|Citing Patent||Filing date||Publication date||Applicant||Title|
|US6550138 *||Nov 27, 2001||Apr 22, 2003||Caterpillar Inc||Piston pin assembly|
|US8286607||Jun 22, 2009||Oct 16, 2012||Federal-Mogul Corporation||Wrist pin, connecting rod, piston and piston assembly therewith and methods of constructing and assembling the same|
|US8539927||Mar 29, 2012||Sep 24, 2013||Qingmin Yang||Wrist pin and method of reducing wear between members thereof, connecting rod, piston and methods of constructing same|
|U.S. Classification||384/294, 92/187, 74/595|
|International Classification||F16J1/18, F16J1/16|
|Cooperative Classification||Y10T74/2173, F16J1/18, F16J1/16|
|European Classification||F16J1/18, F16J1/16|
|Dec 3, 2003||REMI||Maintenance fee reminder mailed|
|May 17, 2004||LAPS||Lapse for failure to pay maintenance fees|

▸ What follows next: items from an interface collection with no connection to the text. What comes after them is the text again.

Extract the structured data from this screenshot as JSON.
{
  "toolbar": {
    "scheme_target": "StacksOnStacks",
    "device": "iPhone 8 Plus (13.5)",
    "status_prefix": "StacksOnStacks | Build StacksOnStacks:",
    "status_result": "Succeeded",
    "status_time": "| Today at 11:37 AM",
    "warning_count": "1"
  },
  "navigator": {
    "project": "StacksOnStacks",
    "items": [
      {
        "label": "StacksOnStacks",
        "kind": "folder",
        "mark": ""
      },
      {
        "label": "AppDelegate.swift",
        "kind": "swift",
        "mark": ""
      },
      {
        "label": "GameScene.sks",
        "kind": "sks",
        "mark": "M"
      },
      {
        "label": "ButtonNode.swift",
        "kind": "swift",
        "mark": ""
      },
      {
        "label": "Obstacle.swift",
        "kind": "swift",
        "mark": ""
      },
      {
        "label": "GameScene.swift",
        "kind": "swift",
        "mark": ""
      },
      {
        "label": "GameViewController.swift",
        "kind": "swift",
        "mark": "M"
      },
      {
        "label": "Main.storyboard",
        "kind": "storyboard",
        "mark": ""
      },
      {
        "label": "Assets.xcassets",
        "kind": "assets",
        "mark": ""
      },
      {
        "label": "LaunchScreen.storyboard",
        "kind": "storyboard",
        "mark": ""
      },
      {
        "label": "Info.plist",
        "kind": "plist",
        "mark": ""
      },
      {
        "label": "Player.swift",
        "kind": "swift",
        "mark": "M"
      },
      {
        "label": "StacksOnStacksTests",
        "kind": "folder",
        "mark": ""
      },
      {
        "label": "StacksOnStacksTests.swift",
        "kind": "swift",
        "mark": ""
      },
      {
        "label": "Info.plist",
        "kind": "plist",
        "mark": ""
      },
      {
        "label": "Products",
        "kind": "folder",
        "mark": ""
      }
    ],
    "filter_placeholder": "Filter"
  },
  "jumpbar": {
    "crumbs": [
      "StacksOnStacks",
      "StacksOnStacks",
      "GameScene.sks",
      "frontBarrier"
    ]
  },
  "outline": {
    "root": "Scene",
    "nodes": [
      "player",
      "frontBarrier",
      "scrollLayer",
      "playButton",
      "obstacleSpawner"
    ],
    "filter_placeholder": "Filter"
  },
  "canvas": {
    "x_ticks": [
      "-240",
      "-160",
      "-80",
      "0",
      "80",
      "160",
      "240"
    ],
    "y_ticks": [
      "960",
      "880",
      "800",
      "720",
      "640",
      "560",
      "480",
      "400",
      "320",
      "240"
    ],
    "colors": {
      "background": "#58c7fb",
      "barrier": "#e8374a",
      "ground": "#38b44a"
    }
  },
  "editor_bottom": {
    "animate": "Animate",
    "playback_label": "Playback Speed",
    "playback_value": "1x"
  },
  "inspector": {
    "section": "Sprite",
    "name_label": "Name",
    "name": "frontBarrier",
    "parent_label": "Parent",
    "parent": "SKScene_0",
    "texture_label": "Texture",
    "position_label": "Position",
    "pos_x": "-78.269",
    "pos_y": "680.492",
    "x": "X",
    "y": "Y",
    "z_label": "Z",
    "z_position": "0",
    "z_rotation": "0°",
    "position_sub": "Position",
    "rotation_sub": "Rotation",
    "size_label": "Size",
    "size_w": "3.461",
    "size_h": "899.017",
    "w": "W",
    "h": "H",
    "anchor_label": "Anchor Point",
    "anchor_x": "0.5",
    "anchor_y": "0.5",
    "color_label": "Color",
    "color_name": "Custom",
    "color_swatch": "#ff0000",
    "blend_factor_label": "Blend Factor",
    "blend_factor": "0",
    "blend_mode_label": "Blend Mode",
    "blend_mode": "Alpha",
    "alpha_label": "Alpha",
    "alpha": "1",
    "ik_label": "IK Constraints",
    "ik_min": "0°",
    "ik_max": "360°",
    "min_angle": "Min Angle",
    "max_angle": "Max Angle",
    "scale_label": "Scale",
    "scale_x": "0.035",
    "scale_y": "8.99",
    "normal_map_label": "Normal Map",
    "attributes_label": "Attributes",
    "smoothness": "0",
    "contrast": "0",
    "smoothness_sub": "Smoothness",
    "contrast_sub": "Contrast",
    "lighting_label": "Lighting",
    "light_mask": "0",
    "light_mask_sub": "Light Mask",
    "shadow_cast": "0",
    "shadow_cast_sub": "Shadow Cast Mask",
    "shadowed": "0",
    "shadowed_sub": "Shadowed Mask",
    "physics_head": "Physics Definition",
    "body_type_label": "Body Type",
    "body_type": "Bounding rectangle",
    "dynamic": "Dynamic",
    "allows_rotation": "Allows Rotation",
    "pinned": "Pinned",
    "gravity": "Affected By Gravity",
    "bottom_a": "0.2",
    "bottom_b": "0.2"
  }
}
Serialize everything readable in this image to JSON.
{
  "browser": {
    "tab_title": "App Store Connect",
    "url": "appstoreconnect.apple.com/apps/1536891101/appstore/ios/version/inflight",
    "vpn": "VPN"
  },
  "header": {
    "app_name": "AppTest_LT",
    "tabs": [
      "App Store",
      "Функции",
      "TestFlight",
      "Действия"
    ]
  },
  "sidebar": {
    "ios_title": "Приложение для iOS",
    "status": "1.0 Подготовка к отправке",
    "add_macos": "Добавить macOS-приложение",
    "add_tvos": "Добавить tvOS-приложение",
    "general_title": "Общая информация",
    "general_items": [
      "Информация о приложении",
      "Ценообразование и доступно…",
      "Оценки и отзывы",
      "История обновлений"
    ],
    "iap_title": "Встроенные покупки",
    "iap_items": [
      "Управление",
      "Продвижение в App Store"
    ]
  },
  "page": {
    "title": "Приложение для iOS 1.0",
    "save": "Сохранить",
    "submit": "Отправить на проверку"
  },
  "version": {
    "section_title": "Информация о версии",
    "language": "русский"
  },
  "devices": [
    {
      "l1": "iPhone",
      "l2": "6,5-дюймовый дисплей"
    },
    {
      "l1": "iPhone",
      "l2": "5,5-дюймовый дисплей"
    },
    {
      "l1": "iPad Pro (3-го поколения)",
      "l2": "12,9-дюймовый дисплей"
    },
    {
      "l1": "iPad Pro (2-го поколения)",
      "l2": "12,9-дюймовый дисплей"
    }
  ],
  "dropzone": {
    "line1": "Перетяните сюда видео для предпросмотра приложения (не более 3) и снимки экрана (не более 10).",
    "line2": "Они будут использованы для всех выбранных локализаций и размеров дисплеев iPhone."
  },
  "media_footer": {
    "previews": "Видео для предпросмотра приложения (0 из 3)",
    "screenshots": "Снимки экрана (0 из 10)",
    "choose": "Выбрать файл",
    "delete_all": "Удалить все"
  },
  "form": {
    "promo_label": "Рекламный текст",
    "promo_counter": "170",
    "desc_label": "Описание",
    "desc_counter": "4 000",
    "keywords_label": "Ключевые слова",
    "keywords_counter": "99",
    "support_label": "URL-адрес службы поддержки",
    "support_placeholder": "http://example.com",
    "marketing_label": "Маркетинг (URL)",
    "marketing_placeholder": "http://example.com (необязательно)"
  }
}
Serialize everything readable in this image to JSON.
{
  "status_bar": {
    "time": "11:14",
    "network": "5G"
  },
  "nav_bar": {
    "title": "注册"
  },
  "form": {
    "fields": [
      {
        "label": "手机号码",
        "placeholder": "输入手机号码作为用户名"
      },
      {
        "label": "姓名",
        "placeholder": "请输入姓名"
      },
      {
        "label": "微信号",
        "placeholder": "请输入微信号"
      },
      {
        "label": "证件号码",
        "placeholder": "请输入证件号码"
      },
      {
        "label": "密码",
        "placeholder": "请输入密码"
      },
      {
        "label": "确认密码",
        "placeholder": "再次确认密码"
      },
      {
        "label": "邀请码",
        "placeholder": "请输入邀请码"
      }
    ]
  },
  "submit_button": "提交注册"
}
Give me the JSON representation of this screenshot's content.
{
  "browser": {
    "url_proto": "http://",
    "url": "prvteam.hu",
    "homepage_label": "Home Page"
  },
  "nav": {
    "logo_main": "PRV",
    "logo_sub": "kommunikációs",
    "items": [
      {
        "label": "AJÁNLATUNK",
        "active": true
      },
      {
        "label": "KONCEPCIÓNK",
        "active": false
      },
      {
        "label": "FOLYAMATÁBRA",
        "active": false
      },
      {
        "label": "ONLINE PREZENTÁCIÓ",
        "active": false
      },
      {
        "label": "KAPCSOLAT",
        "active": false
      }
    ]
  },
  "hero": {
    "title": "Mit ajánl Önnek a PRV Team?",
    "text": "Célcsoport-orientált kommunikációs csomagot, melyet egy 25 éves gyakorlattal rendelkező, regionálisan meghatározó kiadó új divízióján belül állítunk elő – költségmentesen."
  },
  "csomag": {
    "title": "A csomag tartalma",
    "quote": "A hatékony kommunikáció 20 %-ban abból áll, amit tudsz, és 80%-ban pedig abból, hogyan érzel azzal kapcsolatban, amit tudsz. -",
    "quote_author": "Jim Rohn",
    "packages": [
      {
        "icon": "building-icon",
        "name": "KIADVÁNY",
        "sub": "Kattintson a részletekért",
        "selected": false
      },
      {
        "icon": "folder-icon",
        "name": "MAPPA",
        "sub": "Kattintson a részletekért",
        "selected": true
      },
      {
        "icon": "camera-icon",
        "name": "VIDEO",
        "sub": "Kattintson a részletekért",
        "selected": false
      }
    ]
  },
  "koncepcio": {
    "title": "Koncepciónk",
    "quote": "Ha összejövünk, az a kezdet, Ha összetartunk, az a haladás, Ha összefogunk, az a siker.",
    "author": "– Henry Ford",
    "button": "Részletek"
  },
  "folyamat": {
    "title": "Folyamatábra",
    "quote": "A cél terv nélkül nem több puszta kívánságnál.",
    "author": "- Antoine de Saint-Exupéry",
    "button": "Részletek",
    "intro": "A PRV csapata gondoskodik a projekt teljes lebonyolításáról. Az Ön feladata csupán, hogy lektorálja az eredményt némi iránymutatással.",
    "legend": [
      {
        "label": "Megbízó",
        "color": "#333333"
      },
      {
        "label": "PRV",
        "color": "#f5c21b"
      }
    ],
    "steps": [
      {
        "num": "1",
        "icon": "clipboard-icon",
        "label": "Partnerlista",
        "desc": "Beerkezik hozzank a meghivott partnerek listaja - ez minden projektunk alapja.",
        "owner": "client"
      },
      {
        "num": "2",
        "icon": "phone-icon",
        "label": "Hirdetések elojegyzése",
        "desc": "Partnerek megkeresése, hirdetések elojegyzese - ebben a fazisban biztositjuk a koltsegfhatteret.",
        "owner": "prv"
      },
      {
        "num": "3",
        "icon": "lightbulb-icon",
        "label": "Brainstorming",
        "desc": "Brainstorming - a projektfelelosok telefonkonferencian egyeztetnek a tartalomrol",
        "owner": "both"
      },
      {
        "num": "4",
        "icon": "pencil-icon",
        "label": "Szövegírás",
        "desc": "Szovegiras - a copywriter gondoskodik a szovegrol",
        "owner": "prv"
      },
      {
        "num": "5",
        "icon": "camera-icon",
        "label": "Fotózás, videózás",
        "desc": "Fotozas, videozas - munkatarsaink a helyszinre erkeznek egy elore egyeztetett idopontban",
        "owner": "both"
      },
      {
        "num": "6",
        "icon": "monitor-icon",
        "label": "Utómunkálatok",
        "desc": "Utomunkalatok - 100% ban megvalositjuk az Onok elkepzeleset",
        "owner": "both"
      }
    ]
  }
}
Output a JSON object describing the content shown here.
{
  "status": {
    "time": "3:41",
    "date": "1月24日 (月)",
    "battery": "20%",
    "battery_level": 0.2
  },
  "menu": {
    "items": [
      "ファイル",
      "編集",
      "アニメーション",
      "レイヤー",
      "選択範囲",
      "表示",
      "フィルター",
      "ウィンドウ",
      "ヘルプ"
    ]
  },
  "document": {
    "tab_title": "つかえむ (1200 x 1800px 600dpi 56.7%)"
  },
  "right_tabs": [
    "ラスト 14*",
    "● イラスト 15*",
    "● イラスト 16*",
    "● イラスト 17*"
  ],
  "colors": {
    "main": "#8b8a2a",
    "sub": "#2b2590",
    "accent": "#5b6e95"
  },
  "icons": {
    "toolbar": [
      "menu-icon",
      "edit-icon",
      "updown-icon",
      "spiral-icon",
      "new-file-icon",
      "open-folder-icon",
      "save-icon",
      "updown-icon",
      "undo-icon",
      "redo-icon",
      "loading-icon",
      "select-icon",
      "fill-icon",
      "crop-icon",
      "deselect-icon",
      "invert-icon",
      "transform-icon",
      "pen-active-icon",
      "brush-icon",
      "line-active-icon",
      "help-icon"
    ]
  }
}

|Jul 13, 2004||FP||Expired due to failure to pay maintenance fee|
Effective date: 20040516